Records provided >>
● ● ● ● ●
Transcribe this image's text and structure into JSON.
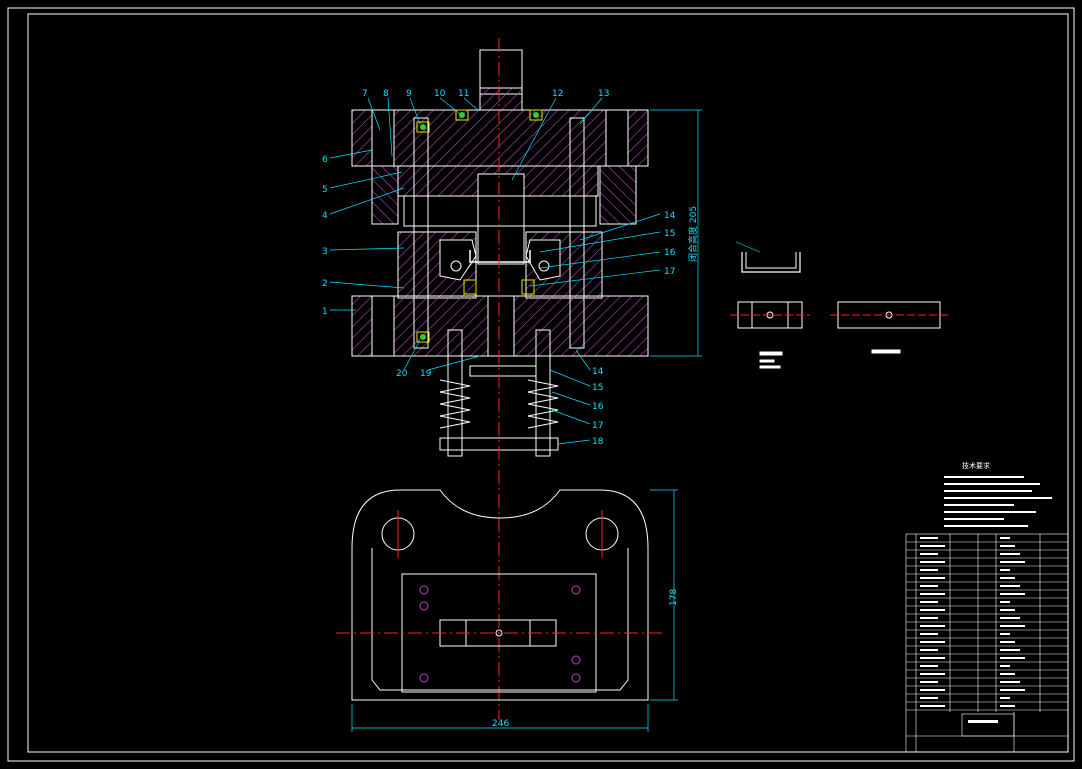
{
  "drawing": {
    "part_labels_left": [
      "7",
      "8",
      "9",
      "10",
      "11",
      "12",
      "13",
      "6",
      "5",
      "4",
      "3",
      "2",
      "1",
      "20",
      "19"
    ],
    "part_labels_right": [
      "14",
      "15",
      "16",
      "17",
      "14",
      "15",
      "16",
      "17",
      "18"
    ],
    "dimension_height": "闭合高度 205",
    "dimension_width": "246",
    "dimension_depth": "178",
    "notes_title": "技术要求"
  },
  "colors": {
    "background": "#000000",
    "outline": "#ffffff",
    "hatch": "#c040c0",
    "centerline": "#ff2020",
    "dimension": "#00e5ff",
    "yellow": "#e8e800",
    "green": "#30d030"
  }
}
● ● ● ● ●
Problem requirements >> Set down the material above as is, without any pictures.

Response box >>
Transcribe this image's text and structure into JSON.
{
  "drawing": {
    "part_labels_left": [
      "7",
      "8",
      "9",
      "10",
      "11",
      "12",
      "13",
      "6",
      "5",
      "4",
      "3",
      "2",
      "1",
      "20",
      "19"
    ],
    "part_labels_right": [
      "14",
      "15",
      "16",
      "17",
      "14",
      "15",
      "16",
      "17",
      "18"
    ],
    "dimension_height": "闭合高度 205",
    "dimension_width": "246",
    "dimension_depth": "178",
    "notes_title": "技术要求"
  },
  "colors": {
    "background": "#000000",
    "outline": "#ffffff",
    "hatch": "#c040c0",
    "centerline": "#ff2020",
    "dimension": "#00e5ff",
    "yellow": "#e8e800",
    "green": "#30d030"
  }
}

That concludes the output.